Research into Insulin Resistance
Studies of people with Alzheimer’s show that their brains undergo a change in insulin levels.
Some research has been done to see the effect of insulin-boosting nasal spray on those living with Alzheimer’s disease. While it did not appear to make a difference, further research into this area is on-going.
Studying Connections Between the Head and Heart
Studies show that there is a link between the risk of developing Alzheimer’s and the risk of developing heart conditions. In fact, if you experience one you’re more likely to experience the other.
Because of this, researchers have been looking at how looking after one area of the body, may benefit another. This includes research into:
• How drugs that control heart conditions, such as high blood pressure, may be useful treatments for Alzheimer’s

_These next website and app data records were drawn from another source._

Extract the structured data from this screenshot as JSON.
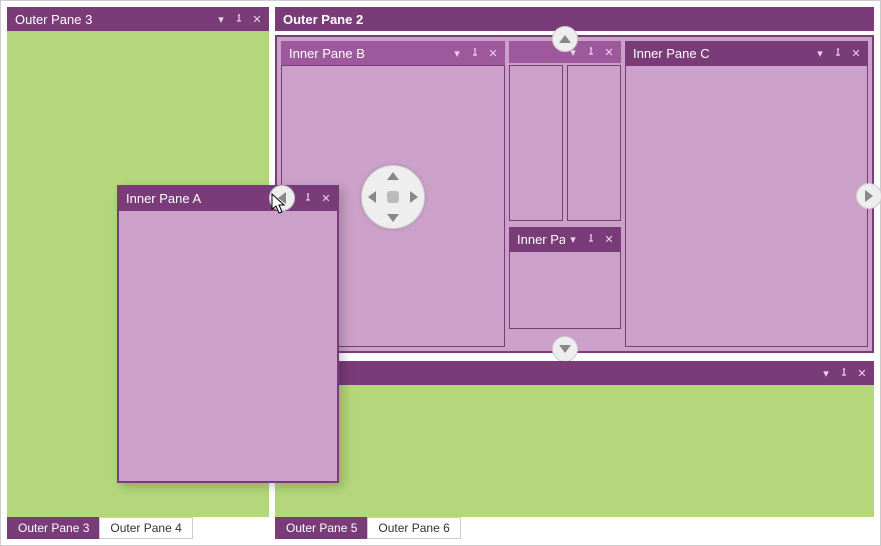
{
  "colors": {
    "accent_dark": "#7a3b79",
    "accent_light": "#9e599c",
    "pane_fill": "#cba1c9",
    "green": "#b4d77b"
  },
  "app": {
    "close_icon": "close"
  },
  "outer_left": {
    "title": "Outer Pane 3",
    "tabs": [
      {
        "label": "Outer Pane 3",
        "active": true
      },
      {
        "label": "Outer Pane 4",
        "active": false
      }
    ]
  },
  "outer_right": {
    "title": "Outer Pane 2",
    "inner_strip_title": "",
    "tabs": [
      {
        "label": "Outer Pane 5",
        "active": true
      },
      {
        "label": "Outer Pane 6",
        "active": false
      }
    ]
  },
  "inner_b": {
    "title": "Inner Pane B"
  },
  "inner_small_top": {
    "title": ""
  },
  "inner_pa": {
    "title": "Inner Pa"
  },
  "inner_c": {
    "title": "Inner Pane C"
  },
  "floating_a": {
    "title": "Inner Pane A"
  },
  "dock_hints": {
    "left": "dock-left",
    "right": "dock-right",
    "top": "dock-top",
    "bottom": "dock-bottom",
    "center": "dock-center"
  }
}
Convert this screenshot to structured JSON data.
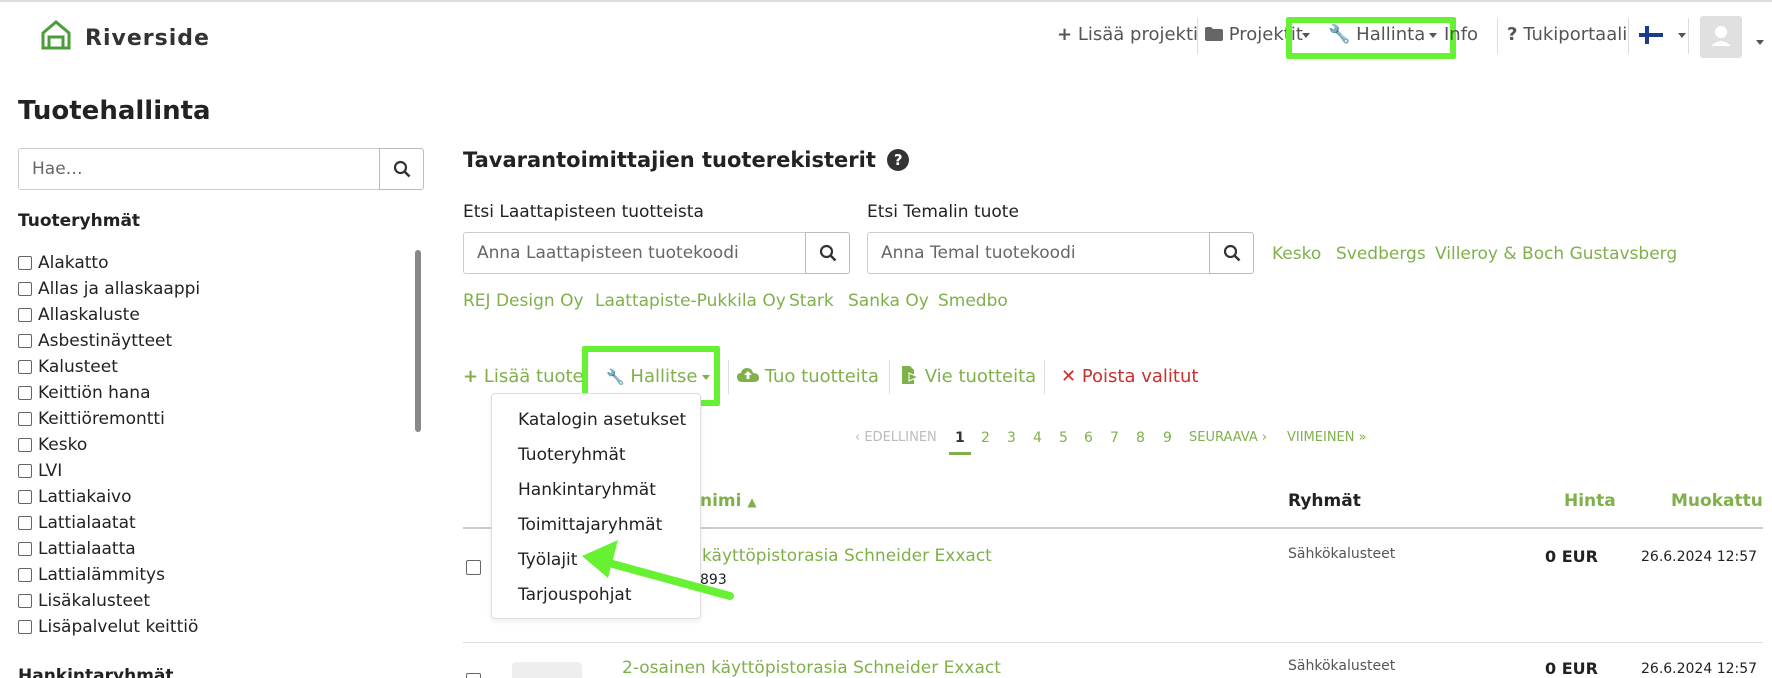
{
  "brand": {
    "name": "Riverside"
  },
  "nav": {
    "add_project": "Lisää projekti",
    "projects": "Projektit",
    "admin": "Hallinta",
    "info": "Info",
    "support": "Tukiportaali"
  },
  "sidebar": {
    "title": "Tuotehallinta",
    "search_placeholder": "Hae…",
    "groups_title": "Tuoteryhmät",
    "groups": [
      "Alakatto",
      "Allas ja allaskaappi",
      "Allaskaluste",
      "Asbestinäytteet",
      "Kalusteet",
      "Keittiön hana",
      "Keittiöremontti",
      "Kesko",
      "LVI",
      "Lattiakaivo",
      "Lattialaatat",
      "Lattialaatta",
      "Lattialämmitys",
      "Lisäkalusteet",
      "Lisäpalvelut keittiö"
    ],
    "purchase_groups_title": "Hankintaryhmät"
  },
  "main": {
    "heading": "Tavarantoimittajien tuoterekisterit",
    "search1": {
      "label": "Etsi Laattapisteen tuotteista",
      "placeholder": "Anna Laattapisteen tuotekoodi"
    },
    "search2": {
      "label": "Etsi Temalin tuote",
      "placeholder": "Anna Temal tuotekoodi"
    },
    "suppliers": [
      "Kesko",
      "Svedbergs",
      "Villeroy & Boch Gustavsberg",
      "REJ Design Oy",
      "Laattapiste-Pukkila Oy",
      "Stark",
      "Sanka Oy",
      "Smedbo"
    ],
    "toolbar": {
      "add": "Lisää tuote",
      "manage": "Hallitse",
      "import": "Tuo tuotteita",
      "export": "Vie tuotteita",
      "delete": "Poista valitut"
    },
    "dropdown": [
      "Katalogin asetukset",
      "Tuoteryhmät",
      "Hankintaryhmät",
      "Toimittajaryhmät",
      "Työlajit",
      "Tarjouspohjat"
    ],
    "pagination": {
      "prev": "EDELLINEN",
      "pages": [
        "1",
        "2",
        "3",
        "4",
        "5",
        "6",
        "7",
        "8",
        "9"
      ],
      "next": "SEURAAVA",
      "last": "VIIMEINEN",
      "current": "1"
    },
    "table": {
      "col_name": "nimi",
      "col_groups": "Ryhmät",
      "col_price": "Hinta",
      "col_modified": "Muokattu",
      "rows": [
        {
          "name": "käyttöpistorasia Schneider Exxact",
          "code": "893",
          "group": "Sähkökalusteet",
          "price": "0 EUR",
          "modified": "26.6.2024 12:57"
        },
        {
          "name": "2-osainen käyttöpistorasia Schneider Exxact",
          "code": "",
          "group": "Sähkökalusteet",
          "price": "0 EUR",
          "modified": "26.6.2024 12:57"
        }
      ]
    }
  },
  "colors": {
    "accent": "#7fb04a",
    "highlight": "#66f233",
    "danger": "#c9302c"
  }
}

• The molecular structure of drugs that benefit heart health
• How lifestyle choices that benefit heart health may also reduce the risk of developing Alzheimer’s
While this research is on-going, there’s certainly no harm for your heart or head’s health in following a healthy lifestyle!
Hormonal Treatment of Alzheimer’s
Alzheimer’s researchers have also been studying the link between estrogen and cognitive function.
Some research shows that hormone therapy in women helped to reduce the symptoms of Alzheimer’s. This had the biggest impact for perimenopausal and menopausal women. In particular, it helped to protect their ability to think and recall memories.
More research is still needed in this area. However, this could be a huge breakthrough for women at risk of developing Alzheimer’s in later life!
The Future for Alzheimer’s Treatment Looks Bright!
As you can see, there are multiple avenues of new treatment for Alzheimer’s in the medical pipeline at the moment. This can provide those with a diagnosis with more hope than ever before.
For more tips and information on looking after your health, head over to our health and fitness blog.
All you need to know about black pepper
8 early signs of multiple sclerosis everyone should know
6 reasons why gardening is good for your health
5 crucial things to know about a stroke